**Task:**
Reproduce every record below word for word and include no pictures.

**Source data:**
━━━━━━

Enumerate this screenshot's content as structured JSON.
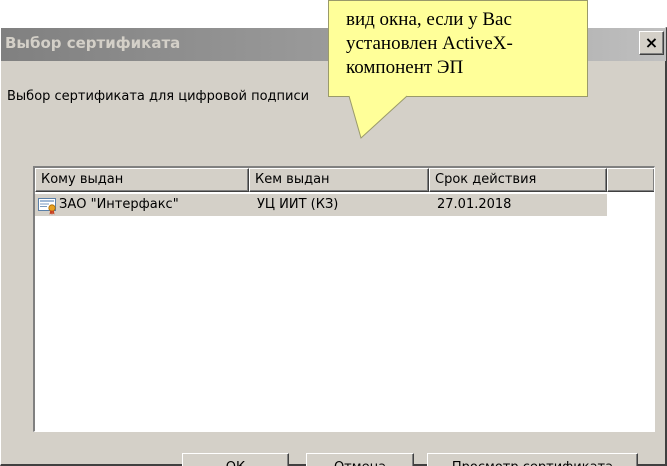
{
  "window": {
    "title": "Выбор сертификата",
    "close_label": "×",
    "prompt": "Выбор сертификата для цифровой подписи"
  },
  "list": {
    "columns": [
      "Кому выдан",
      "Кем выдан",
      "Срок действия",
      ""
    ],
    "rows": [
      {
        "issued_to": "ЗАО \"Интерфакс\"",
        "issued_by": "УЦ ИИТ (КЗ)",
        "expires": "27.01.2018",
        "icon": "certificate-icon"
      }
    ]
  },
  "buttons": {
    "ok": "ОК",
    "cancel": "Отмена",
    "view": "Просмотр сертификата"
  },
  "callout": {
    "lines": [
      "вид окна, если у Вас",
      "установлен ActiveX-",
      "компонент ЭП"
    ]
  },
  "colors": {
    "window_face": "#d4d0c8",
    "callout_fill": "#ffff99"
  }
}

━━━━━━

**Completed exercise:**
Enumerate this screenshot's content as structured JSON.
{
  "window": {
    "title": "Выбор сертификата",
    "close_label": "×",
    "prompt": "Выбор сертификата для цифровой подписи"
  },
  "list": {
    "columns": [
      "Кому выдан",
      "Кем выдан",
      "Срок действия",
      ""
    ],
    "rows": [
      {
        "issued_to": "ЗАО \"Интерфакс\"",
        "issued_by": "УЦ ИИТ (КЗ)",
        "expires": "27.01.2018",
        "icon": "certificate-icon"
      }
    ]
  },
  "buttons": {
    "ok": "ОК",
    "cancel": "Отмена",
    "view": "Просмотр сертификата"
  },
  "callout": {
    "lines": [
      "вид окна, если у Вас",
      "установлен ActiveX-",
      "компонент ЭП"
    ]
  },
  "colors": {
    "window_face": "#d4d0c8",
    "callout_fill": "#ffff99"
  }
}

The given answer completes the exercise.